  • International Web Association Representing more than 300,000 members around the world, the International Web Association offers member benefits including a profile in the IWA database, professional development programs, and networking opportunities.
  • Girl Develop It Despite being a relatively new organization founded in 2010, Girl Develop It boasts chapters in more than 60 cities. This organization strives to provide women with access to affordable, judgement-free coding classes.
  • AIGA Founded as the American Institute of Graphic Arts and now known by the shorthand “AIGA,” this professional association welcomes membership from all design fans, students, and professionals, including web designers and developers.

Professional Development

  • The HTML Writers Guild To date, more than 100,000 students have taken an online course from The HTML Writers Guild.

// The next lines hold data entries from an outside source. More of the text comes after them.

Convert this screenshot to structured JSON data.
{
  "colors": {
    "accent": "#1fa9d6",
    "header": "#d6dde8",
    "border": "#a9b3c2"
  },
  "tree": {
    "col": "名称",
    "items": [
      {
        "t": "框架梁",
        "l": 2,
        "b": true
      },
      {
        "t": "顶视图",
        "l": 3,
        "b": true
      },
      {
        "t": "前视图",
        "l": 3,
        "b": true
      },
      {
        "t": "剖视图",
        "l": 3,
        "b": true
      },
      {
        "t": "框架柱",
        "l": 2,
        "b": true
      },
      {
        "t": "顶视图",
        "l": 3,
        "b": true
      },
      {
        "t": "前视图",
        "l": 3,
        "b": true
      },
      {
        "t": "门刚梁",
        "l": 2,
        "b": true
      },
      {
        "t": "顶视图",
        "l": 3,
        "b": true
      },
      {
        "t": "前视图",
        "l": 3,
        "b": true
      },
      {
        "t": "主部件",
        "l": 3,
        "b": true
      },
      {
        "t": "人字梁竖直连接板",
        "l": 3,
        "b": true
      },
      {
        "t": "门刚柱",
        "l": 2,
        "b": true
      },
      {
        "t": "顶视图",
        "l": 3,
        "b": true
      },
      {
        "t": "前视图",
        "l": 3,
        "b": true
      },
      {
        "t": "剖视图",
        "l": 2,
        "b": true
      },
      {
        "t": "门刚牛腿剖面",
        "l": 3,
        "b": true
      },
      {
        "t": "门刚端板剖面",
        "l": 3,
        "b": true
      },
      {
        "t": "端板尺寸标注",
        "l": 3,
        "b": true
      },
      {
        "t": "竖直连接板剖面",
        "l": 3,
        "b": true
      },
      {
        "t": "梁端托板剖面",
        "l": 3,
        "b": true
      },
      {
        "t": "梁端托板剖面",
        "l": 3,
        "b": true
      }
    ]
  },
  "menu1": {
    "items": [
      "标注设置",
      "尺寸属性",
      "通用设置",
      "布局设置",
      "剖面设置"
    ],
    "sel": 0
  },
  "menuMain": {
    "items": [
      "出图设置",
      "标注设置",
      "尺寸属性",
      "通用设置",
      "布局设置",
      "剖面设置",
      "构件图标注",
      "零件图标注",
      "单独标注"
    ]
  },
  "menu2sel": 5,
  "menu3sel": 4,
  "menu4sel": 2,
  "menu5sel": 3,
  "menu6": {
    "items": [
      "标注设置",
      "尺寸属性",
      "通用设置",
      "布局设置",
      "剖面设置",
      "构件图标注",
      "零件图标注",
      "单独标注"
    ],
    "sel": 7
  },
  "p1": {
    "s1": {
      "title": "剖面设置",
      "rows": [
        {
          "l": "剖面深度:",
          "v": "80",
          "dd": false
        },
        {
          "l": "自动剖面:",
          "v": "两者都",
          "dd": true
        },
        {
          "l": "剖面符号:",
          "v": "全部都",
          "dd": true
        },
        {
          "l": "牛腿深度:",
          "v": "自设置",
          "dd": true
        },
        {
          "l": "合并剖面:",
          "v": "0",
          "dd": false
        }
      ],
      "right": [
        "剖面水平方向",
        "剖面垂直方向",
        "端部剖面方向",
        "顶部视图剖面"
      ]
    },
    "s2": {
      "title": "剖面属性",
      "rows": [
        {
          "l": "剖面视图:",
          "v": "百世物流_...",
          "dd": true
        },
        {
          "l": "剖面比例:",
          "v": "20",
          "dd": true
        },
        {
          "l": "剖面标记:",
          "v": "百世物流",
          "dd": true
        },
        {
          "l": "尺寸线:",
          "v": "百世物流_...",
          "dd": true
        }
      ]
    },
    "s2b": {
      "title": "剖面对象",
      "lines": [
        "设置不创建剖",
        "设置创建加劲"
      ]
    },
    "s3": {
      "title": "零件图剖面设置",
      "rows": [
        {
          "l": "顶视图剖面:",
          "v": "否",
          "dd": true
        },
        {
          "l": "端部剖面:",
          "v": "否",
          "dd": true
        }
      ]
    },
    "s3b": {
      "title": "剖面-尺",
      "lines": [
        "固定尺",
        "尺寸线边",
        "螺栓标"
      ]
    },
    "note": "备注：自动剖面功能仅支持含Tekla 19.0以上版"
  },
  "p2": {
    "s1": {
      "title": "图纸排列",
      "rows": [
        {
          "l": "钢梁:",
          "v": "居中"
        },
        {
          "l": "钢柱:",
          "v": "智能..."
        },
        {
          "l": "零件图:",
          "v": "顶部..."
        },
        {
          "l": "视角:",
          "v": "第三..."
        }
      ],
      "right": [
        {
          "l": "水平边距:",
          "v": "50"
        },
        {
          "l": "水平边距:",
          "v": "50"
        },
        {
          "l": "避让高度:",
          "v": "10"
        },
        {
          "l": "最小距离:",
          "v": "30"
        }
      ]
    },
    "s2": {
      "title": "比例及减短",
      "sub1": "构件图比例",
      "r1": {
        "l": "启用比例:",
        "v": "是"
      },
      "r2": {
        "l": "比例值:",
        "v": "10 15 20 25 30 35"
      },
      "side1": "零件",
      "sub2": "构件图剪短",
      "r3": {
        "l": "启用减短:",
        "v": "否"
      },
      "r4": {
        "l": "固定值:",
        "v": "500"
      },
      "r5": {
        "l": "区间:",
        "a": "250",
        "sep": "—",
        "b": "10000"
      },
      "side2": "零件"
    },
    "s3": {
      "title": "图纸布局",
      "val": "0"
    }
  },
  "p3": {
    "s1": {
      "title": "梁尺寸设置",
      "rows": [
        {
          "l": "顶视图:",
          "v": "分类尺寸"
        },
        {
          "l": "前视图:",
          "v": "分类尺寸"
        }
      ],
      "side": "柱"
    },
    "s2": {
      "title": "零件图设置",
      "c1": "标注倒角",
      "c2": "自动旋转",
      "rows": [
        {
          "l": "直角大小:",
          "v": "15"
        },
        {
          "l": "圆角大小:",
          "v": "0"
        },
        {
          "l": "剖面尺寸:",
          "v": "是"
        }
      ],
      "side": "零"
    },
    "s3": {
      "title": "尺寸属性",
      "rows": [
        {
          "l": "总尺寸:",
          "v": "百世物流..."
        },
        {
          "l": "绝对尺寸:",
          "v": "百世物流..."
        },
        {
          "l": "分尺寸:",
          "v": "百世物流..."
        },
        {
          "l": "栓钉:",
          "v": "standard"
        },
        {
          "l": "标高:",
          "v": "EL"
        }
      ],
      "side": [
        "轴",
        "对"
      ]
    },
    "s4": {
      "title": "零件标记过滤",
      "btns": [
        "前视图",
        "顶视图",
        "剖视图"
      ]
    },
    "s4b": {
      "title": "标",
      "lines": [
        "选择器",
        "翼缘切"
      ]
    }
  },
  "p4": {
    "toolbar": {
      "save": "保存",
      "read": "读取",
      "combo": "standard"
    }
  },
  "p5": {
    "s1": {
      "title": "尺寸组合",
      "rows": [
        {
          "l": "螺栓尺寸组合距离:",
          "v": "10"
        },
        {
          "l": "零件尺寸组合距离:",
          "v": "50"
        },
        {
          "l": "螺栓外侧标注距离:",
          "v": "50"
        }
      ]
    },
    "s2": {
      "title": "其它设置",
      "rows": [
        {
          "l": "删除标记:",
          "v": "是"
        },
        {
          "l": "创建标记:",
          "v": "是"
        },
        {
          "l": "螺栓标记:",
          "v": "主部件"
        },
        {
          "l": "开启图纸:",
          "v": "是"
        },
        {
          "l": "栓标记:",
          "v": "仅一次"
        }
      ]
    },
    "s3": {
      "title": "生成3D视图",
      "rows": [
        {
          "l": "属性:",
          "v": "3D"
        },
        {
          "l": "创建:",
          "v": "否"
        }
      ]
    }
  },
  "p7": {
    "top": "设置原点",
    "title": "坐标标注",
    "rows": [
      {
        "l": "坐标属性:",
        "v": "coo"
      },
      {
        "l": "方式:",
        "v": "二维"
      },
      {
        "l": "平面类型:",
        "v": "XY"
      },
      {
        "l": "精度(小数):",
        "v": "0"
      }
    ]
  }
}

These classes taught by working professionals cover topics like beginner HTML, CSS, and Photoshop.
  • W3Schools Well-known as the world's largest web developer website, W3Schools boasts a massive amount of free information, tutorials, and exercises on HTML, CSS, JavaScript, XML, and PHP suitable for beginners and professionals alike.
  • Udemy Access thousands of affordable, online courses on web development (and just about everything else) at Udemy. Taught by vetted professionals, these courses cost a flat fee and include a 30-day money-back guarantee.
  • Amazon Web Services Learn how to use your coding skills to build cloud applications through training and education opportunities with Amazon Web Services. This professional development pathway leads to AWS certification.

Finding a Job

  • Indeed.com The world's largest job site, Indeed.com, serves as a great go-to resource for anyone job searching. Companies large and small use this site to find qualified candidates in their communities.
  • LinkedIn.com In addition to being the top professional networking site in the world, LinkedIn hosts an expansive job board with a variety of filters to help narrow down search results according to your needs and preferences.
  • Upwork Formerly known as Elance, Upwork.com provides a hub for employers and freelance workers to join together. Freelance web developers can search and apply to hundreds of independently-posted job opportunities.
  • Stack Overflow Stack Overflow, one of the largest sites dedicated to programming, hosts a job board specifically for web development professionals. You can filter results by location (including remote work), experience, or your tech preferences.